  • The Good News: If Lucy can, however, determine that removing or trimming back the roots won’t harm her neighbor’s tree, she has the legal right to ask her neighbor to have the work done for her.

Now, I’ve talked to a lawyer friend of mine about all this at length and he tells me that, while all that is basically true, case law allows for a bit of a gray area. Basically, it depends on how much harm the tree roots are causing. If the amount of damage is more substantial than the damage that trimming back the roots would do to the tree, it’s Lucy’s right to have her neighbor remove them. But if the opposite is true, she just has to deal with it.

There may also be local ordinances that conflict with that court decision, which was made in a court of appeals. So, ultimately, my advice to Lucy would be to work closely with a local plumbing expert who has handled this situation before. He or she should be well versed in both the local ordinances, as well as how much damage is being caused.

Plumbing Action When a Neighbor’s Tree Roots Are Damaging Pipes

The plumbing side of Lucy’s conundrum is a good deal simpler than the legal side, at least as far as I’m concerned. During the rainy winter, I talked about related issues like what to do when a pipe bursts and why common storm damage to plumbing can come as a surprise. Now, Lucy knew she had a burst pipe because water was rising up from underground into her yard. But for some homeowners, recognizing that a rupture has taken place may not be so obvious.

Here are some signs to look for if you suspect one of your underground pipes has ruptured or been damaged by tree roots:

  • Sign #1: Sink and drain backups – If you’re experiencing backups in your drains, bathtub, or toilet, it’s probably because your home’s connection to sewage lines is broken or blocked, possibly due to a ruptured pipe. Backups are a nasty business, as the sewage trying to leave your house is pushed back in. Call a plumber right away.
  • Sign #2: Higher utility bills Was last month’s water bill significantly higher than usual? This is almost guaranteed to mean water is seeping out of a burst, broken, or clogged pipe somewhere, raising your usage—and your bill.
  • Sign #3: Decreased water quality Contamination infiltrates your system when you have a break in the pipes, making it so that the water you drink and use to bathe begins to change colors and have an odd smell.

If you notice any of these problems, call a plumbing professional right away. A trained professional can use video equipment to determine whether a pipe has already been shifted or breached, determining beyond a doubt that it must be fixed.

Neighbors’ tree roots causing damage in California, or anywhere else for that matter, is a tricky situation, both legally and in terms of your home’s plumbing. The key to resolving the issue is to take action. It’s tempting to want to try and force your neighbor to make it go away, I know, but stay focused on what’s going to be most productive.

Get a plumber involved ASAP, and sort out the legal stuff next.

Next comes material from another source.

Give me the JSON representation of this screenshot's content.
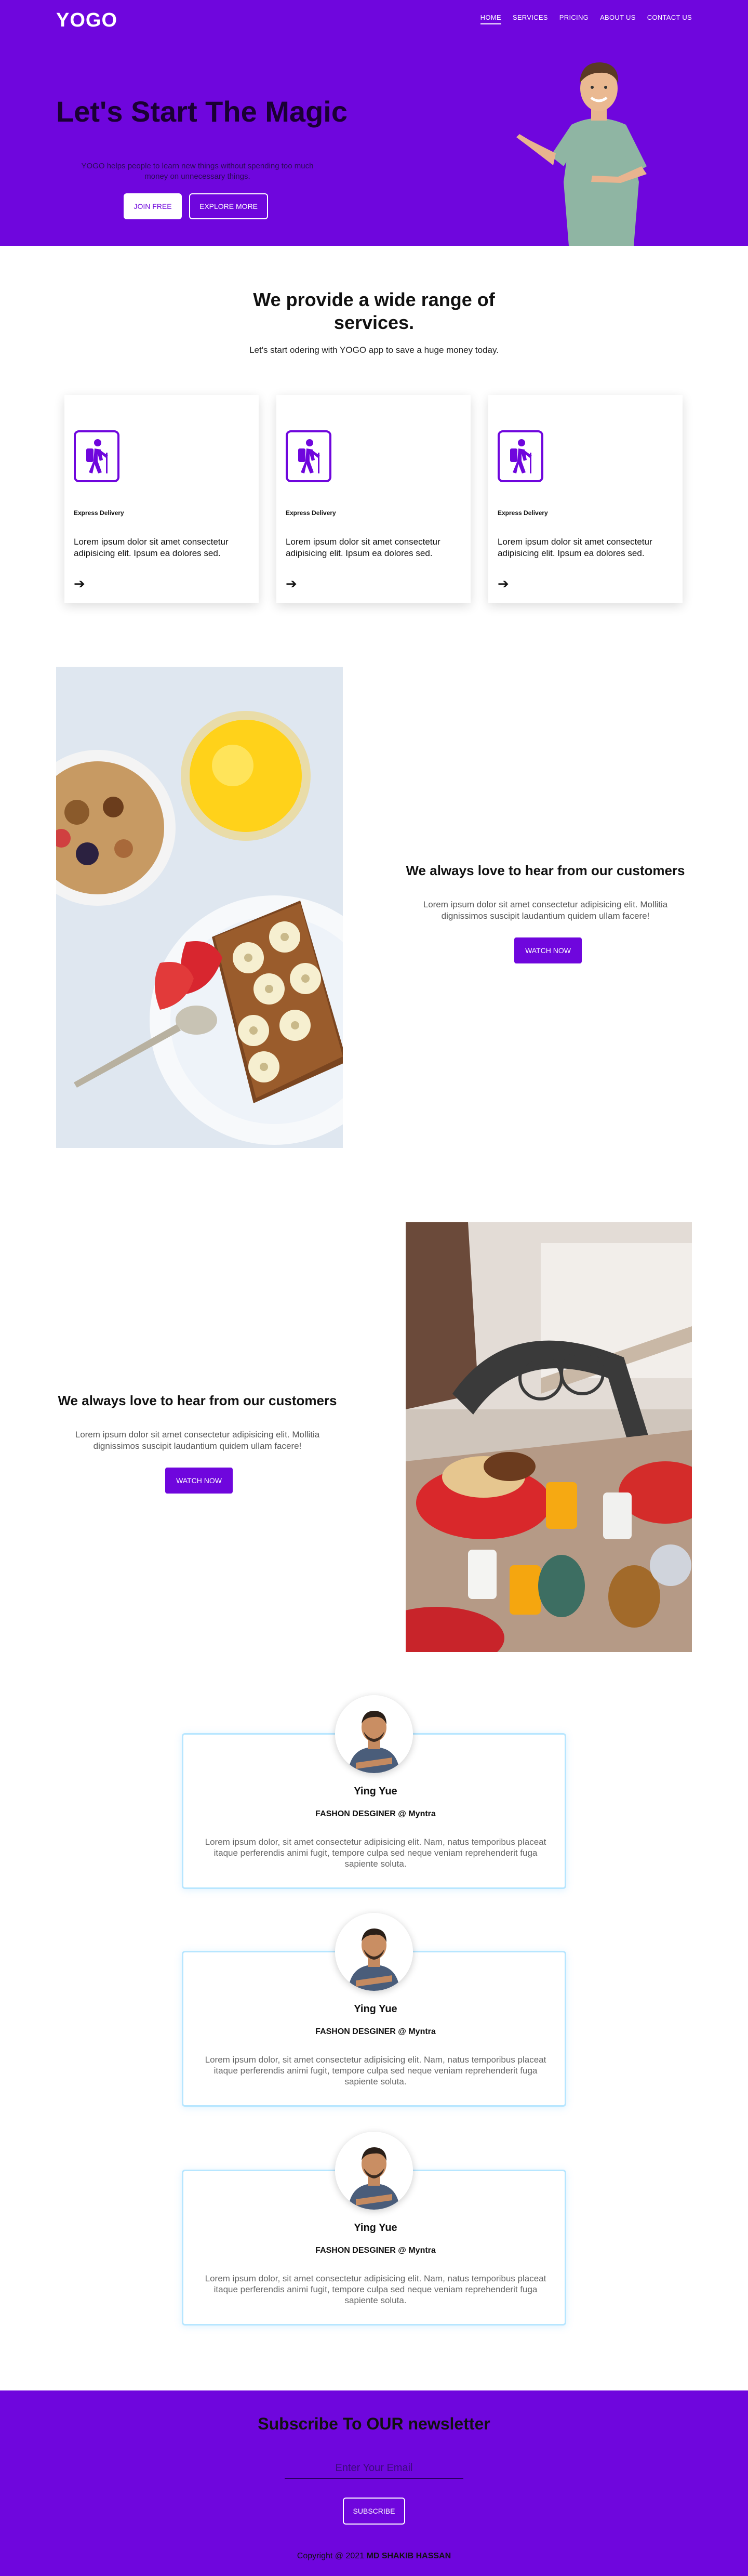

Don’t just let bad feelings grow underground, breaking the relationship between you and your neighbor. Call an expert, then try to extend an olive branch and stay on good terms.

Get help with tree roots causing damage to your plumbing. Call the professionals at Bell Brothers today! They can also assess your entire plumbing and sewer system for efficiency—as well as your HVAC system, windows, insulation, and more. Get your pipes, and the rest of roots of your home, in perfect working order so your energy efficiency can blossom and bloom.

Image courtesy Unsplash user Enrapture Media